The Navy is adding more mentorship, life skills and personal and professional development to its boot camp curriculum as it expands recruit training to 10 weeks — up from eight.
The revamped Basic Military Training at Recruit Training Command aboard Naval Station Great Lakes, Illinois, first reported by Navy Times in December, kicked off Jan. 3, and includes the new “Sailor for Life” module that aims to better prepare recruits for life after boot camp.
“Identity transformation in eight weeks is a lot to ask,” Fleet Master Chief Wes Koshoffer told reporters Friday. “We know that habit change, lifestyle change, developing toughness, resilience, forging character, are processes that take time … that two weeks really makes the difference.”
After completing the eight weeks of original boot camp, recruits become sailors and stay at Great Lakes for an additional two weeks to really hammer down what they learned at BMT and adjust from civilian to sailor life. The objective is to provide sailors with additional resources and fleet-centric training that will contribute to their success in the Navy.
“Our ships, submarines, aircraft and other fleet units have got a lot on their plate,” Rear Adm. Jennifer Couture, the commander of Naval Service Training Command, told reporters. “And they do not have the time to do basic training. That’s my job to do basic training.”
To that end, the life skills portion of the “Sailor for Life” module encompasses a broad range of topics including sexual harassment and assault prevention training, suicide prevention training and anti-hazing training, along with organizational skills, personal financial management and time management.
Sailors will also learn how to conduct a permanent change of station, or PSC move, and about shipboard living environment techniques and higher education opportunities.
“We’re really taking some time to sit down with them and explain some basic onboarding procedures that we know that they need to have before they go off into life in the Navy,” Couture said.
The additional two weeks also incorporates advanced Warrior Toughness training, which was first introduced to recruits in 2018 and aims to teach sailors how to perform in stressful situations, based on concepts originally developed by Naval Special Warfare. The advanced training in the “Sailor for Life” module is tailored toward fostering a team mindset in settings that demand elite performance.

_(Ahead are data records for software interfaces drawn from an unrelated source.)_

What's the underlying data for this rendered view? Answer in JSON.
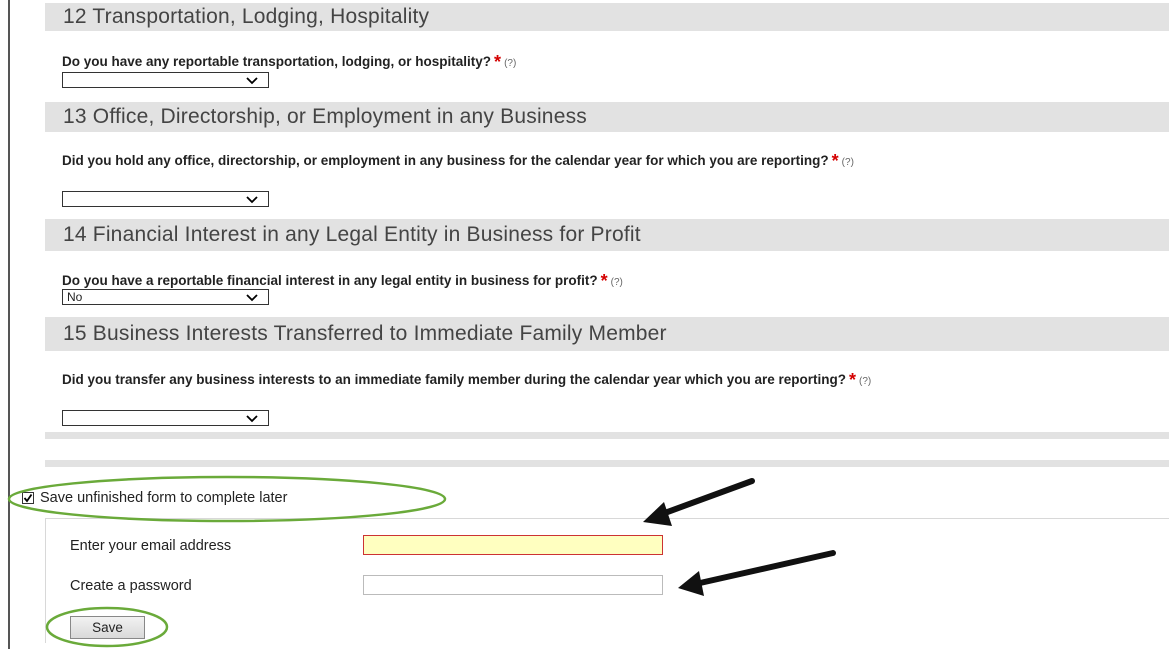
{
  "sections": [
    {
      "title": "12 Transportation, Lodging, Hospitality",
      "question": "Do you have any reportable transportation, lodging, or hospitality?",
      "help": "(?)",
      "selected": ""
    },
    {
      "title": "13 Office, Directorship, or Employment in any Business",
      "question": "Did you hold any office, directorship, or employment in any business for the calendar year for which you are reporting?",
      "help": "(?)",
      "selected": ""
    },
    {
      "title": "14 Financial Interest in any Legal Entity in Business for Profit",
      "question": "Do you have a reportable financial interest in any legal entity in business for profit?",
      "help": "(?)",
      "selected": "No"
    },
    {
      "title": "15 Business Interests Transferred to Immediate Family Member",
      "question": "Did you transfer any business interests to an immediate family member during the calendar year which you are reporting?",
      "help": "(?)",
      "selected": ""
    }
  ],
  "required_marker": "*",
  "save_form": {
    "checkbox_label": "Save unfinished form to complete later",
    "checked": true,
    "email_label": "Enter your email address",
    "email_value": "",
    "password_label": "Create a password",
    "password_value": "",
    "save_button": "Save"
  },
  "colors": {
    "section_header_bg": "#e2e2e2",
    "required": "#d40000",
    "highlight_circle": "#6aaa3a",
    "email_field_bg": "#ffffc0",
    "email_field_border": "#cc3333",
    "arrow": "#111111"
  }
}
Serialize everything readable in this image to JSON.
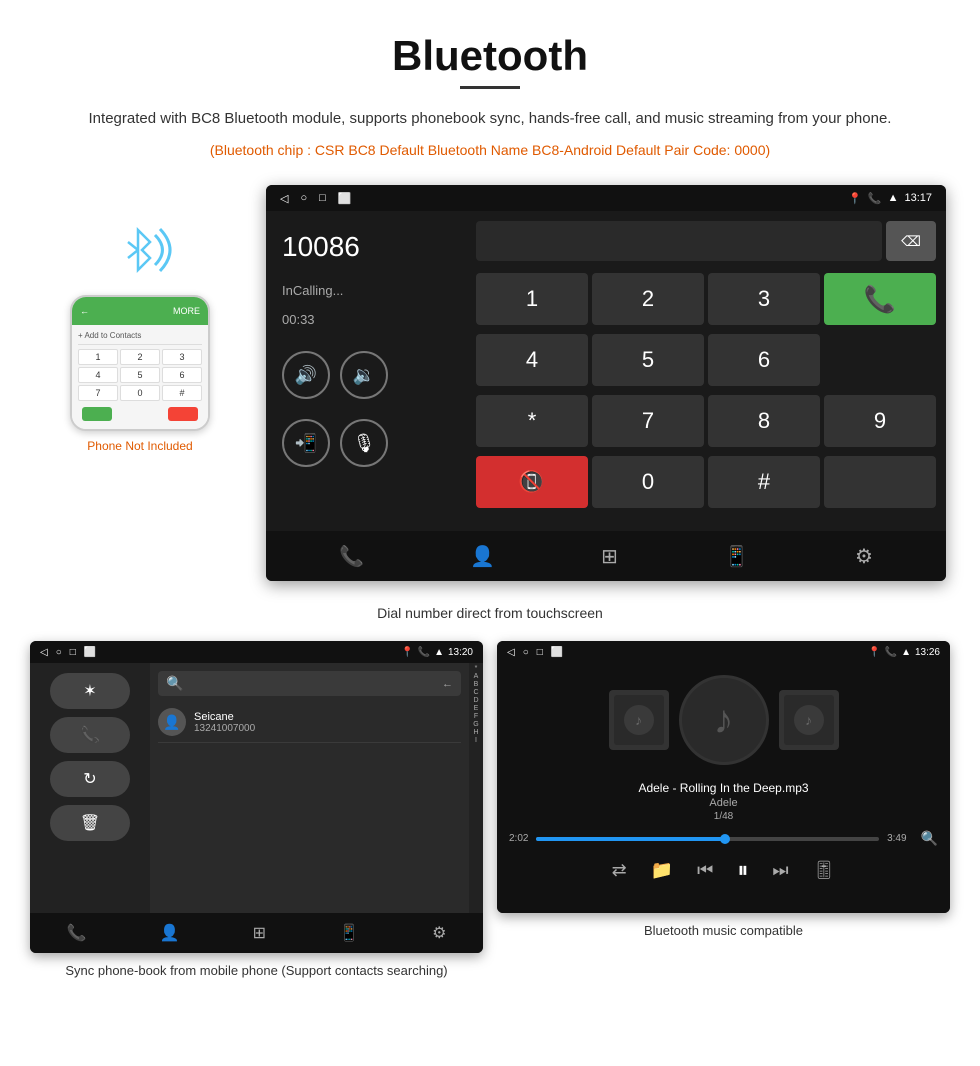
{
  "page": {
    "title": "Bluetooth",
    "description": "Integrated with BC8 Bluetooth module, supports phonebook sync, hands-free call, and music streaming from your phone.",
    "bluetooth_info": "(Bluetooth chip : CSR BC8    Default Bluetooth Name BC8-Android    Default Pair Code: 0000)",
    "phone_label": "Phone Not Included",
    "dial_caption": "Dial number direct from touchscreen",
    "contacts_caption": "Sync phone-book from mobile phone\n(Support contacts searching)",
    "music_caption": "Bluetooth music compatible",
    "dial_number": "10086",
    "dial_status": "InCalling...",
    "dial_timer": "00:33",
    "dial_time": "13:17",
    "contacts_time": "13:20",
    "music_time": "13:26",
    "contact_name": "Seicane",
    "contact_phone": "13241007000",
    "music_song": "Adele - Rolling In the Deep.mp3",
    "music_artist": "Adele",
    "music_track": "1/48",
    "music_current": "2:02",
    "music_total": "3:49",
    "alpha_list": [
      "*",
      "A",
      "B",
      "C",
      "D",
      "E",
      "F",
      "G",
      "H",
      "I"
    ],
    "keypad": [
      "1",
      "2",
      "3",
      "*",
      "4",
      "5",
      "6",
      "0",
      "7",
      "8",
      "9",
      "#"
    ],
    "colors": {
      "accent_orange": "#e05a00",
      "green": "#4caf50",
      "red": "#d32f2f",
      "blue": "#2196f3"
    }
  }
}
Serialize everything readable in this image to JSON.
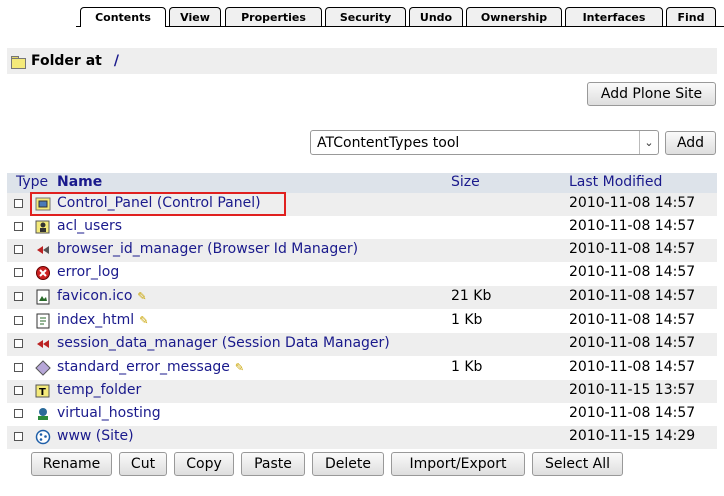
{
  "tabs": [
    {
      "label": "Contents",
      "active": true
    },
    {
      "label": "View"
    },
    {
      "label": "Properties"
    },
    {
      "label": "Security"
    },
    {
      "label": "Undo"
    },
    {
      "label": "Ownership"
    },
    {
      "label": "Interfaces"
    },
    {
      "label": "Find"
    }
  ],
  "folder": {
    "label": "Folder at",
    "path": "/"
  },
  "add_plone_site_label": "Add Plone Site",
  "add_select": {
    "value": "ATContentTypes tool",
    "button_label": "Add"
  },
  "table": {
    "headers": {
      "type": "Type",
      "name": "Name",
      "size": "Size",
      "modified": "Last Modified"
    },
    "rows": [
      {
        "icon": "control-panel-icon",
        "name": "Control_Panel (Control Panel)",
        "size": "",
        "modified": "2010-11-08 14:57",
        "editable": false
      },
      {
        "icon": "user-folder-icon",
        "name": "acl_users",
        "size": "",
        "modified": "2010-11-08 14:57",
        "editable": false
      },
      {
        "icon": "id-manager-icon",
        "name": "browser_id_manager (Browser Id Manager)",
        "size": "",
        "modified": "2010-11-08 14:57",
        "editable": false
      },
      {
        "icon": "error-log-icon",
        "name": "error_log",
        "size": "",
        "modified": "2010-11-08 14:57",
        "editable": false
      },
      {
        "icon": "image-icon",
        "name": "favicon.ico",
        "size": "21 Kb",
        "modified": "2010-11-08 14:57",
        "editable": true
      },
      {
        "icon": "dtml-document-icon",
        "name": "index_html",
        "size": "1 Kb",
        "modified": "2010-11-08 14:57",
        "editable": true
      },
      {
        "icon": "session-manager-icon",
        "name": "session_data_manager (Session Data Manager)",
        "size": "",
        "modified": "2010-11-08 14:57",
        "editable": false
      },
      {
        "icon": "dtml-method-icon",
        "name": "standard_error_message",
        "size": "1 Kb",
        "modified": "2010-11-08 14:57",
        "editable": true
      },
      {
        "icon": "temp-folder-icon",
        "name": "temp_folder",
        "size": "",
        "modified": "2010-11-15 13:57",
        "editable": false
      },
      {
        "icon": "virtual-hosting-icon",
        "name": "virtual_hosting",
        "size": "",
        "modified": "2010-11-08 14:57",
        "editable": false
      },
      {
        "icon": "plone-site-icon",
        "name": "www (Site)",
        "size": "",
        "modified": "2010-11-15 14:29",
        "editable": false
      }
    ]
  },
  "actions": [
    "Rename",
    "Cut",
    "Copy",
    "Paste",
    "Delete",
    "Import/Export",
    "Select All"
  ],
  "colors": {
    "link": "#1a1a8c",
    "header_bg": "#dde3ea",
    "row_alt": "#eeeeee",
    "highlight": "#e0201f"
  }
}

“That means that we are trying to give sailors some preventative maintenance, I’ll call it,” Couture said. “We’re leaning in and giving them some tools that they can use to prepare themselves as individuals to be part of a warfighting team.”

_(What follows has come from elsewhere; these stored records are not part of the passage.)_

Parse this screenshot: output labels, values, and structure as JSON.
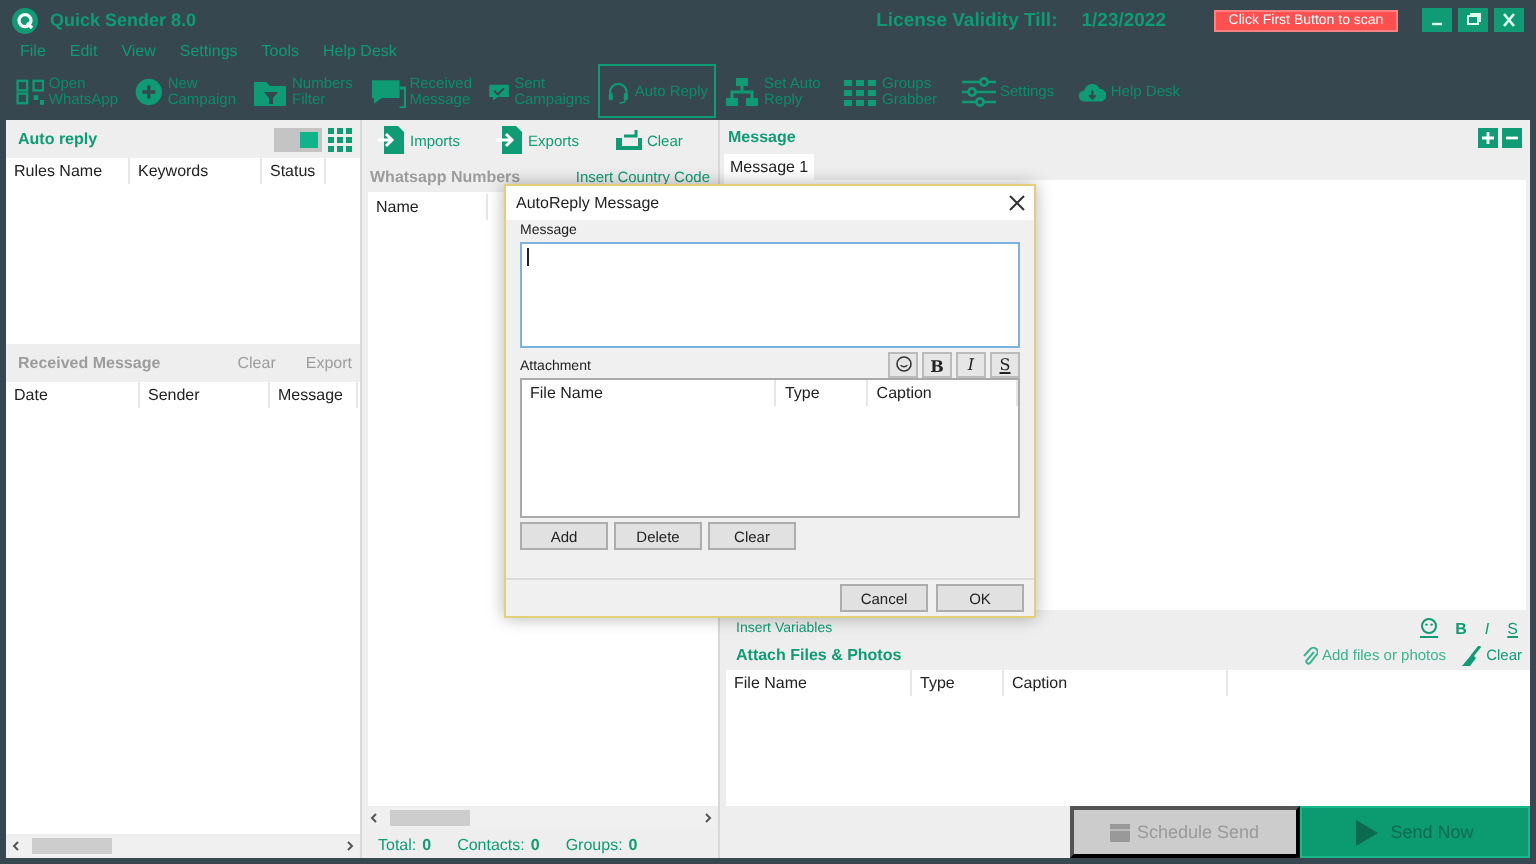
{
  "window": {
    "title": "Quick Sender 8.0",
    "license_label": "License Validity Till:",
    "license_date": "1/23/2022",
    "scan_button": "Click First Button to scan"
  },
  "menu": [
    "File",
    "Edit",
    "View",
    "Settings",
    "Tools",
    "Help Desk"
  ],
  "toolbar": [
    {
      "lines": [
        "Open",
        "WhatsApp"
      ],
      "selected": false
    },
    {
      "lines": [
        "New",
        "Campaign"
      ],
      "selected": false
    },
    {
      "lines": [
        "Numbers",
        "Filter"
      ],
      "selected": false
    },
    {
      "lines": [
        "Received",
        "Message"
      ],
      "selected": false
    },
    {
      "lines": [
        "Sent",
        "Campaigns"
      ],
      "selected": false
    },
    {
      "lines": [
        "Auto Reply"
      ],
      "selected": true
    },
    {
      "lines": [
        "Set Auto",
        "Reply"
      ],
      "selected": false
    },
    {
      "lines": [
        "Groups",
        "Grabber"
      ],
      "selected": false
    },
    {
      "lines": [
        "Settings"
      ],
      "selected": false
    },
    {
      "lines": [
        "Help Desk"
      ],
      "selected": false
    }
  ],
  "left": {
    "auto_reply": {
      "title": "Auto reply",
      "toggle_on": true,
      "columns": [
        "Rules Name",
        "Keywords",
        "Status"
      ]
    },
    "received": {
      "title": "Received Message",
      "disabled": true,
      "actions": [
        {
          "label": "Clear",
          "disabled": true
        },
        {
          "label": "Export",
          "disabled": true
        }
      ],
      "columns": [
        "Date",
        "Sender",
        "Message"
      ]
    }
  },
  "middle": {
    "actions": [
      "Imports",
      "Exports",
      "Clear"
    ],
    "numbers_title": "Whatsapp Numbers",
    "country_code_link": "Insert Country Code",
    "columns": [
      "Name"
    ],
    "stats": [
      {
        "label": "Total:",
        "value": "0"
      },
      {
        "label": "Contacts:",
        "value": "0"
      },
      {
        "label": "Groups:",
        "value": "0"
      }
    ]
  },
  "right": {
    "title": "Message",
    "tabs": [
      {
        "label": "Message 1",
        "selected": true
      }
    ],
    "insert_variables": "Insert Variables",
    "format": [
      "B",
      "I",
      "S"
    ],
    "attach_title": "Attach Files & Photos",
    "add_files": "Add files or photos",
    "clear": "Clear",
    "columns": [
      "File Name",
      "Type",
      "Caption"
    ],
    "schedule": {
      "label": "Schedule Send",
      "disabled": true
    },
    "send": {
      "label": "Send Now"
    }
  },
  "dialog": {
    "title": "AutoReply Message",
    "message_label": "Message",
    "format": [
      "B",
      "I",
      "S"
    ],
    "attachment_label": "Attachment",
    "columns": [
      "File Name",
      "Type",
      "Caption"
    ],
    "actions": [
      "Add",
      "Delete",
      "Clear"
    ],
    "buttons": [
      "Cancel",
      "OK"
    ]
  }
}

The expanded BMT aims to boost physical performance as well.
“We expect that the additional two weeks of basic training is also going to reap some benefits in terms of our physical performance as well,” Couture said. “We are incorporating some additional high performance, physical fitness regimes to also make sure that our sailors are tough to endure as well.”

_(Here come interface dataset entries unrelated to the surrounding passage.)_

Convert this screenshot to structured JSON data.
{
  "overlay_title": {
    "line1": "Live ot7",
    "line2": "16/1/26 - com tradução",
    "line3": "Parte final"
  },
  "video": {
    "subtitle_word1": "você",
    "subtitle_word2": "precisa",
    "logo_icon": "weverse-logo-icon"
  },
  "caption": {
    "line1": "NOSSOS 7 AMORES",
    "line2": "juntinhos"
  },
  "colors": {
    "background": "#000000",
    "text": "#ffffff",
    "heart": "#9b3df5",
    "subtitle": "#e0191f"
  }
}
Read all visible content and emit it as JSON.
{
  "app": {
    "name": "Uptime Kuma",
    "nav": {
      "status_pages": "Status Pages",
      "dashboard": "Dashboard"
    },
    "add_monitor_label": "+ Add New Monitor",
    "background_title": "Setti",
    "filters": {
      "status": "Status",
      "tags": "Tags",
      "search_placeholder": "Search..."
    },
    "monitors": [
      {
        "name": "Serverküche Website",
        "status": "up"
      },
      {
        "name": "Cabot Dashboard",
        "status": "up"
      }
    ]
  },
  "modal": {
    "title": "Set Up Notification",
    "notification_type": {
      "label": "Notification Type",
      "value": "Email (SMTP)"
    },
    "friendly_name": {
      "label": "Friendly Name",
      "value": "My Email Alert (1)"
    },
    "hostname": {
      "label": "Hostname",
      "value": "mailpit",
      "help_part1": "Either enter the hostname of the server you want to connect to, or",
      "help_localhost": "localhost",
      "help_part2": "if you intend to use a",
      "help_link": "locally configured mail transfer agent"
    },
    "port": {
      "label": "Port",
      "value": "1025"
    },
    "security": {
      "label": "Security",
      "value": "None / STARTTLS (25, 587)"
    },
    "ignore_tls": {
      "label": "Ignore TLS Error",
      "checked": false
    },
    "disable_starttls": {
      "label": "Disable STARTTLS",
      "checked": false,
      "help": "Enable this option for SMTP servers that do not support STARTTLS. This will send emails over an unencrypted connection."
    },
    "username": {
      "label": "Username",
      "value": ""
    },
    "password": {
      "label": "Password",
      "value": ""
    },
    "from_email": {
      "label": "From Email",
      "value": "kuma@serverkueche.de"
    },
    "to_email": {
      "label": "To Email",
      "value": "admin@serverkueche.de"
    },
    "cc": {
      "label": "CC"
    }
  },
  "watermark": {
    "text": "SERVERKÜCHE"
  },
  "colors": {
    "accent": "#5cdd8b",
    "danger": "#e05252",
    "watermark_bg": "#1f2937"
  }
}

The “Sailor for Life” module will also place emphasis on mentorship, which Couture said was inspired by the Marine Corps’ focus on mentorship in the final phase of their boot camp. That involves veering away from classroom-type settings, and working in more practical settings with their mentors.
“It’s reinforcing the things that they’ve learned in the first eight weeks, giving them more practical applications, more scenario-driven, more hands-on training,” Couture said.
The change is the result of feedback from the fleet amid great-power competition with Russia and China so that the U.S. Navy remains the best in the world, Koshoffer said. That sense of urgency has prompted the Navy to re-evaluate training, tactics, equipment and development of sailors, he said.
“The development of sailors is part and parcel, if not the single greatest advantage, that we have over other militaries of the world,” Koshoffer said.
Despite the increased time at Great Lakes, Navy leaders said the shift would not impact accessions or slow down getting sailors into the fleet. That means recruits will arrive at Great Lakes each week and graduations will continue on a weekly basis.
“We have not adjusted the quantity of sailors at all,” Couture said. “So they may be here a little bit longer, but they’re going to continue to graduate on pace.”
Koshoffer also noted that the throughput time won’t change significantly because some of the training added to BMT was originally being implemented elsewhere throughout the fleet. Now, it’s just being redistributed as part of BMT to help provide the fleet with sailors who are “basically trained upon arrival,” Couture said.
Instructors started getting qualified to teach the life skills section of the “Sailor for Life” module beginning in February 2021, according to Lt. Cmdr. Katy Bock, the military training director at RTC. She told reporters that the command collaborated with other units — like the MyNavy Coaching Team — to get instructors up to speed on the curriculum so they could teach it this year.
The training overhaul has been in the works for several years and is the first major overhaul of the Navy’s BMT in nearly 20 years, Couture said.
“Overall, our goals are to ensure that when the recruits graduate, these initiatives connect them to each other, they are engaged with being a part of the Navy, being a part of the organizational culture,” Couture said. “They’re tough, they’re resilient, and they can apply their tactics, techniques and procedures at the fleet level.”